(San Francisco) The social network said on Wednesday that Chinese hacker groups are using Facebook and other websites and mobile applications to besiege and spy on Uighurs in various countries, including Canada, without attributing the practices to the Chinese government.
“Nous voyons des liens clairs avec les entreprises et les emplacements géographiques de cette activité, mais nous ne pouvons pas formellement prouver qui est derrière cette opération”, a précisé Nathaniel Gleicher, le responsable des règors d’sécurité, Facebook Press Conference.
Hackers target hundreds of Uyghur activists, journalists and dissidents living abroad. They trick them into clicking on deceptive links and websites that infect computers or smartphones with spyware, according to the California-based company.
“This activity has all the hallmarks of a long-term process, with substantial means that conceal those responsible,” said Mr. Gleicher in a press release.
According to its cybersecurity team, the maneuvers of the hackers are mainly taking place outside of Facebook, on legitimate but hacked news sites or via fake apps that may interest this persecuted Muslim minority in China (such as dictionaries, prayer apps, etc.). .
This is the so-called “irrigation hole” technique, which involves hitting a place people go without suspicion.
Trapped with confidence
On the social network, hackers pretend to be journalists, human rights defenders, or community members in order to create trust relationships and draw them into a trap. These tactics allow spies to access information, cameras, and microphones on their victims’ phones.
The targeted Uyghurs come from Xinjiang, China, and live in Australia, Canada, the United States, Kazakhstan, Syria, Turkey and other countries.
Even though a small number of users are affected, less than 500 users worldwide in this case, the impact can be severe – you can imagine the monitoring in action.
Nathaniel Gleicher, Head of Facebook Security Policy
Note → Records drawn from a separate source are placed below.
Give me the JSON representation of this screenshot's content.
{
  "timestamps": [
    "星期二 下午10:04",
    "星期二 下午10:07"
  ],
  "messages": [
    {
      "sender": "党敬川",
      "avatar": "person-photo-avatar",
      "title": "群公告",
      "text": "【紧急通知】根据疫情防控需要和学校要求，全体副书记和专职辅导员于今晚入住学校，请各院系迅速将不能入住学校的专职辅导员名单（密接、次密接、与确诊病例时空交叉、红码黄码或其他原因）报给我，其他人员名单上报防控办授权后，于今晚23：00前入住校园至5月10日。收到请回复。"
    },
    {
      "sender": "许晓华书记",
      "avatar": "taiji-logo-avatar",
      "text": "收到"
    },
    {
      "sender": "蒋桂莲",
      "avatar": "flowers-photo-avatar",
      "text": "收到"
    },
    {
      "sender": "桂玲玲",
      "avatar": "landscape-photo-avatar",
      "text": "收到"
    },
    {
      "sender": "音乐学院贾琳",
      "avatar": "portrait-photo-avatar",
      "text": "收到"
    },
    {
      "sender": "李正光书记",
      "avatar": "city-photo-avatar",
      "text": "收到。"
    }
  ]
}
Facebook says it has banned the sharing of blockaded domain names on its platform, removed group accounts and warned people involved. The company has also shared the information with other social networks.
The pirate groups are known as “Earth Empusa,” “Poison Carp,” or “Evil Eye.”
The United States and several European countries recently tightened their tone against China, which it accuses of detaining hundreds of thousands of Uyghur Muslims and imposing “sterilization operations and forced labor” on them. Beijing categorically denies these facts.